Particularly interesting from the Ethan’s presentation on the concept of Built Environments was Tokyo’s constant demolition and reconstruction as a new space with retention of the old. Ethan mentioned specific Tokyo neighborhoods that illustrate the idea of Built Spaces, particularly Shinjuku, which were our Airbnb is located. I can’t wait to actually see and experience Tokyo as an international city in which one can feel as if abroad (not in Japan).

5/24 Japanese Sense of Nature

Today we discussed two readings: “Is There a Japanese Sense of Nature” by D. P. Martinez and “The Hidden Face of Disaster” by Oguma Eiji. The first article is a stereotype-breaking journey, while the second is about a region’s struggle in finding its place in Japan’s rapid modernization.

Martinez starts with an assumption that there exists a Japanese sense of nature because the understanding of nature in Japan is tightly connected with Shinto and Buddhism. However, just as other cultures, nature is both worshipped and manipulated/used by human. She discusses an example: kami (the Japanese term for deity), or the forces of nature, is often represented in manmade object and we know a rock is kami “because it has been wrapped in folded white paper hung on twisted straw rope”. This example seemed to me the establishment of human power over nature at first, because it implies the containment of kami. However, in Shinto, it is not human that get to decide what is kami and what is not, but rather that everything is kami, so whenever we encounter the sacred object (maybe chosen by a priest), we know kami stands in there. In Martinez’s argument, it is exactly the lack of explicit knowledge of conquering nature that deludes people that there is a Japanese sense of nature; however, this kami example shows that nature is always expressed as surrounded by human touch, which in other name, may be called manipulation. The sense of nature is so delicately embedded and encapsulated in Shinto and Buddhism that even the Japanese believe the infiltrated stereotype that they have a Japanese sense of nature.

Moreover, not only is the sense of nature not unique in Japan, it is used as a tool by the lower class, in the example of fishery. As considered lower by the urban people, fishermen uses the idea of nature to find meaning of themselves and make up for feeling inferior to people of the higher class. Fishermen disdain urban people as they are not able to take care of the environment and unwilling to venture. Partly characterized by the disdain toward each other, the modern divide of class could be one that is not characterized by income but living environment–“an urban middle and working class and a shrinking rural-based population”. As much as modernization benefit people in rural places, it intensifies the divide between rural and urban.

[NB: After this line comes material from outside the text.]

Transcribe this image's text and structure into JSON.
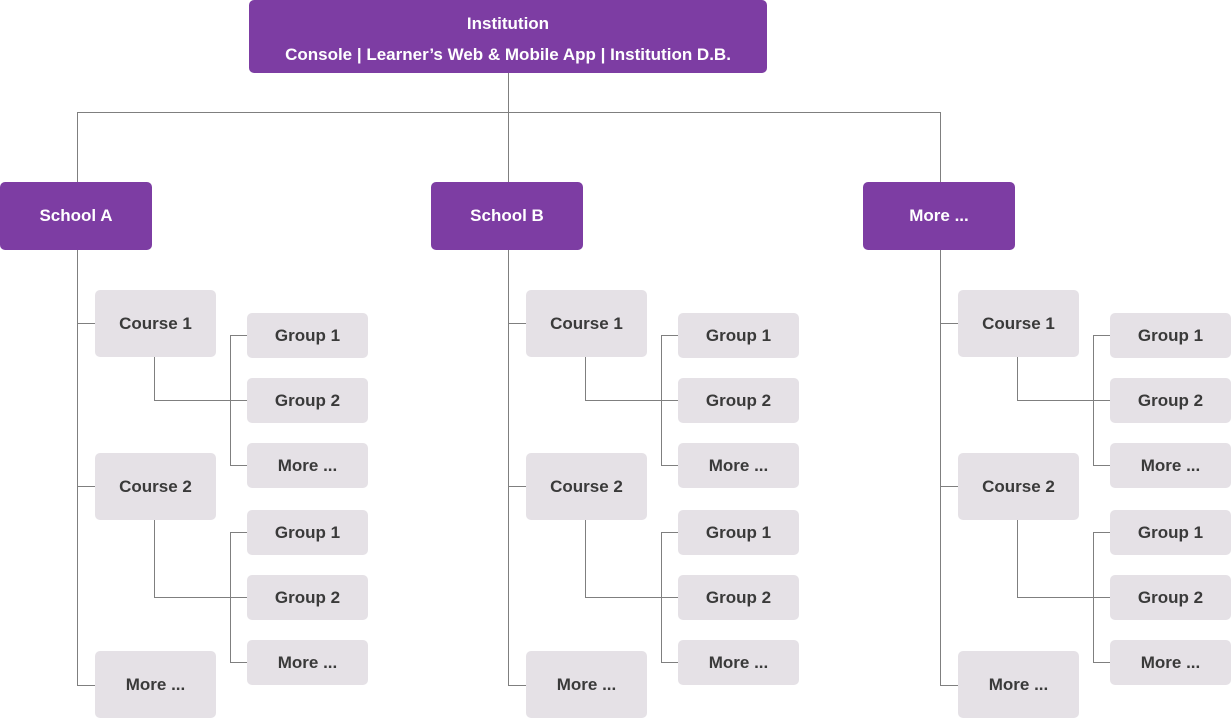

This reading has been very interesting while complicated, as it is a new way to approach the nature to me–I have never thought about how to understand “the sense of nature”, not to mention a Japanese sense of nature. It has been very inspiring to think about nature in the perspective of religion, sociology and politics.

And then Tohoku is where no respect for nature is shown, as modernization abuses the area and made it extra-vulnerable to disasters, 3/11 as an example. The struggle of Tohoku as “the Tibet of Japan” is the result of modernization, and the Oguma suggested at the end that it requires change in the socio-economic structure of the country in order to deal with the problems Tohoku is facing. The country has enjoyed sweet fruits of modernization; maybe it’s time for Japan and all of us to think about how to deal with the consequences and side effects of modernization.